SOURCE DATA:

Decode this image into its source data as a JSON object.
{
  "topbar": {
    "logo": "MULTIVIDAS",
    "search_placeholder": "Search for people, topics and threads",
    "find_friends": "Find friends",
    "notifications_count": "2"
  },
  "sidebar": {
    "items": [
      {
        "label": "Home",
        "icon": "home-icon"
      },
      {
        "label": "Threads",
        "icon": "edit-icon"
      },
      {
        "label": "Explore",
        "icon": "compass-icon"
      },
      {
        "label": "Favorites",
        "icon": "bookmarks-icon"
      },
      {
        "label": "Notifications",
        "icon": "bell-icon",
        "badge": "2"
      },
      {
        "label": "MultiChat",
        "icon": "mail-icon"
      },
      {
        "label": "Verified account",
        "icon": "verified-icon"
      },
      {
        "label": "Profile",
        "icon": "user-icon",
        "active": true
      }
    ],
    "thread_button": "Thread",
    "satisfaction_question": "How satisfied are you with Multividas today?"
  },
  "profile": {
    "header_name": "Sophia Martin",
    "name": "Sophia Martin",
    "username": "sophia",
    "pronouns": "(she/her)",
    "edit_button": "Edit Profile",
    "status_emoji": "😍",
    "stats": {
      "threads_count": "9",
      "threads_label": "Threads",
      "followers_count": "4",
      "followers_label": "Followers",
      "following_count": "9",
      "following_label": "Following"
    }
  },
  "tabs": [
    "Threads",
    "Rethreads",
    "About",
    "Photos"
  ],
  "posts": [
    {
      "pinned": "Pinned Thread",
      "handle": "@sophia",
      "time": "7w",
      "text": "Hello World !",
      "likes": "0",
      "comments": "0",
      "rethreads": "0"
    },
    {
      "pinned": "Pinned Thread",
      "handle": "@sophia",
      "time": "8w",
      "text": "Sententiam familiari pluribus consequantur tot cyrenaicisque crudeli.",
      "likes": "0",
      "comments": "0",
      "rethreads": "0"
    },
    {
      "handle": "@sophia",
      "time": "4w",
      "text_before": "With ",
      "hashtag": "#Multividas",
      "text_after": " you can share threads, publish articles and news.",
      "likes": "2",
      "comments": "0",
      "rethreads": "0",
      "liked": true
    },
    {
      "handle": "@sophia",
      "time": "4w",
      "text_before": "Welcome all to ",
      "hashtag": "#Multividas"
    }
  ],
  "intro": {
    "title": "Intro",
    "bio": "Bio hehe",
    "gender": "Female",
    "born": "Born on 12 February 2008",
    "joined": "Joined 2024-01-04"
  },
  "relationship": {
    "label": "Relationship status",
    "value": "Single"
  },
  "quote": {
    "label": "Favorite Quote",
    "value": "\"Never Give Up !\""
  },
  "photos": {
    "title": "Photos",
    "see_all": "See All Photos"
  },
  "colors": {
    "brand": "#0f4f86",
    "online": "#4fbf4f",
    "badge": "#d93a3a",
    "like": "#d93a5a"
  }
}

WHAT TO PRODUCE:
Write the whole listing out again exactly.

ANSWER SECTION:
Decode this image into its source data as a JSON object.
{
  "topbar": {
    "logo": "MULTIVIDAS",
    "search_placeholder": "Search for people, topics and threads",
    "find_friends": "Find friends",
    "notifications_count": "2"
  },
  "sidebar": {
    "items": [
      {
        "label": "Home",
        "icon": "home-icon"
      },
      {
        "label": "Threads",
        "icon": "edit-icon"
      },
      {
        "label": "Explore",
        "icon": "compass-icon"
      },
      {
        "label": "Favorites",
        "icon": "bookmarks-icon"
      },
      {
        "label": "Notifications",
        "icon": "bell-icon",
        "badge": "2"
      },
      {
        "label": "MultiChat",
        "icon": "mail-icon"
      },
      {
        "label": "Verified account",
        "icon": "verified-icon"
      },
      {
        "label": "Profile",
        "icon": "user-icon",
        "active": true
      }
    ],
    "thread_button": "Thread",
    "satisfaction_question": "How satisfied are you with Multividas today?"
  },
  "profile": {
    "header_name": "Sophia Martin",
    "name": "Sophia Martin",
    "username": "sophia",
    "pronouns": "(she/her)",
    "edit_button": "Edit Profile",
    "status_emoji": "😍",
    "stats": {
      "threads_count": "9",
      "threads_label": "Threads",
      "followers_count": "4",
      "followers_label": "Followers",
      "following_count": "9",
      "following_label": "Following"
    }
  },
  "tabs": [
    "Threads",
    "Rethreads",
    "About",
    "Photos"
  ],
  "posts": [
    {
      "pinned": "Pinned Thread",
      "handle": "@sophia",
      "time": "7w",
      "text": "Hello World !",
      "likes": "0",
      "comments": "0",
      "rethreads": "0"
    },
    {
      "pinned": "Pinned Thread",
      "handle": "@sophia",
      "time": "8w",
      "text": "Sententiam familiari pluribus consequantur tot cyrenaicisque crudeli.",
      "likes": "0",
      "comments": "0",
      "rethreads": "0"
    },
    {
      "handle": "@sophia",
      "time": "4w",
      "text_before": "With ",
      "hashtag": "#Multividas",
      "text_after": " you can share threads, publish articles and news.",
      "likes": "2",
      "comments": "0",
      "rethreads": "0",
      "liked": true
    },
    {
      "handle": "@sophia",
      "time": "4w",
      "text_before": "Welcome all to ",
      "hashtag": "#Multividas"
    }
  ],
  "intro": {
    "title": "Intro",
    "bio": "Bio hehe",
    "gender": "Female",
    "born": "Born on 12 February 2008",
    "joined": "Joined 2024-01-04"
  },
  "relationship": {
    "label": "Relationship status",
    "value": "Single"
  },
  "quote": {
    "label": "Favorite Quote",
    "value": "\"Never Give Up !\""
  },
  "photos": {
    "title": "Photos",
    "see_all": "See All Photos"
  },
  "colors": {
    "brand": "#0f4f86",
    "online": "#4fbf4f",
    "badge": "#d93a3a",
    "like": "#d93a5a"
  }
}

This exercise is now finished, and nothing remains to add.